The Harmandir Sahib (Punjabi: ਹਰਿਮੰਦਰ ਸਾਹਿਬ), also Darbar Sahib (Punjabi: ਦਰਬਾਰ ਸਾਹਿਬ, Punjabi pronunciation: [dəɾbɑɾ sɑhɪb])(The abode of God), and informally called the “Golden Temple”, is the holiest Sikh gurdwara located in the city of Amritsar, Punjab, North India. The city was founded in 1574 by the fourth Sikh guru, Guru Ram Das and the Harmandir Sahib was designed by the fifth guru, Guru Arjan, who had the cornerstone laid by the Muslim Sufi saint Sai Hazrat Mian Mir on 28 December 1588. Guru Arjan completed the Adi Granth, the holy scripture of Sikhism, in 1604 and installed it in the gurdwara. The upper floors of the gurdwara are covered with gold, which gives it its distinctive appearance and its name – Golden Temple. The Harimandir Sahib is considered holy by Sikhs. The holiest text of Sikhism, the Guru Granth Sahib, is present inside the gurdwara during daytime and the holy book goes for Sukhasan during the night time and brought again in the next morning. The temple was mainly constructed to have a place of worship for men, women and children from all walks of life. There are four doors to get into the Harmandir Sahib, which symbolise the openness of the Sikhs towards all people and religions. On an average day, over 100,000 people visit the holy shrine and also partake in the free community kitchen and meal (called Langar) that is a hallmark of all Sikh Gurudwaras. The gurdwara is surrounded by the Sarovar, a large lake or holy tank, which consists of Amrit (“holy water” or “immortal nectar”) and is fed by the Ravi River.
Next to the temple is The Jallianwala Bagh, wellknown for the Amritsar massacre which took place on 13 April 1919 when a crowd of unarmed, nonviolent protesters, along with Baishakhi pilgrims were fired upon by troops of the British Indian Army under the command of Colonel Reginald Dyer. More than 1,500 people were killed.
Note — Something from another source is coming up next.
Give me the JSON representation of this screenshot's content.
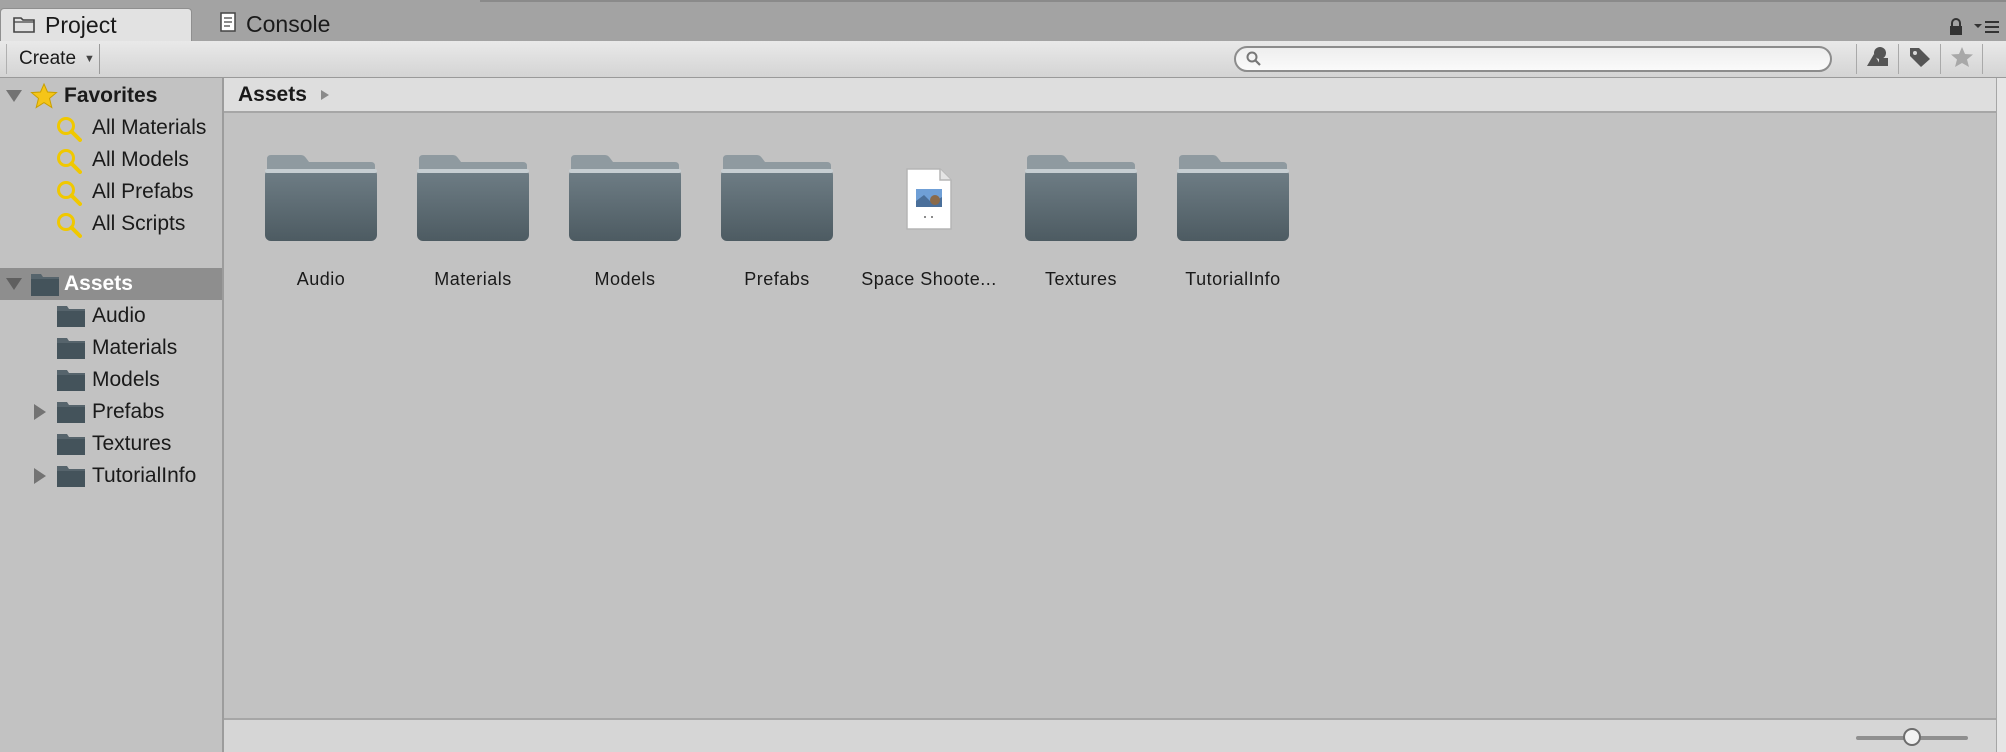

Not far from Amritsar is the Attari/Wagah (Punjabi (Gurmukhi): ਵਾਹਗਾ, Hindi: वाघा, Urdu: واہگہ) border which lies on the Grand Trunk Road between the cities of Amritsar, Punjab, India, and Lahore, Punjab, Pakistan.
The Harmandir Sahib (Punjabi: ਹਰਿਮੰਦਰ ਸਾਹਿਬ), also Darbar Sahib (Punjabi: ਦਰਬਾਰ ਸਾਹਿਬ, )(The abode of God), and informally called the “Golden Temple”, is the holiest Sikh gurdwara located in the city of Amritsar, Punjab, North India.
The Channakesava Temple, Belur, Karnataka. Originally called Vijayanarayana Temple, it was built on the banks of the Yagachi River in Belur, Hassan district by the Hoysala Empire King Vishnuvardhana. Channakesava is a form of the Hindu god Vishnu. Belur is famous for its marvelous temples and have been proposed to be listed under UNESCO World Heritage Sites. You can see the rest of the pictures here: Belur Gallery or as a slide-show
I welcome your comments and feedback.
Two Books available in JPG & PDF online for free – Reaching the Unreached & Transformative Impact of ICT
In December 2009, I had shared the pictures of the book release function of two books – “Reaching the Unreached” and “Transformative Impact of ICT” (which are posted at Book release function) and had informed that these two books would be available for download in full as JPG & PDF files online for free.
Many wrote back asking for this. Thank you. I’m happy to share the link below which has the JPG images and the link to the PDF files:
The first books is about how information and communication technology is impacting rural areas and the lessons learnt. The second is about human impact – listing change stories from rural India.
Reaching the Unreached
Transformative Impact of ICT
Please do visit MSSRF Books and I welcome all feedback.
Pictures of book release function held on 4th December 2009. Two books published by M S Swaminathan Research Foundation (MSSRF) authored by Arundhathi, Suchit, and Prof. Arunachalam were released by Dr. Bruce M. Alberts, Editor-in-Chief of Science (AAAS) (and former Distinguished President of the National Academy of Sciences) and Prof. M. S. Swaminathan (Chairman MSSRF & Member of Rajya Sabha). They released the two books “Reaching the Unreached” and “Transformative Impact of ICT” at the 6th Convocation of Jamsetji Tata National Virtual Academy (NVA) Fellows, at CLRI, Chennai, TN.
Pictures of the book release and convocation are from the MSSRF Archives.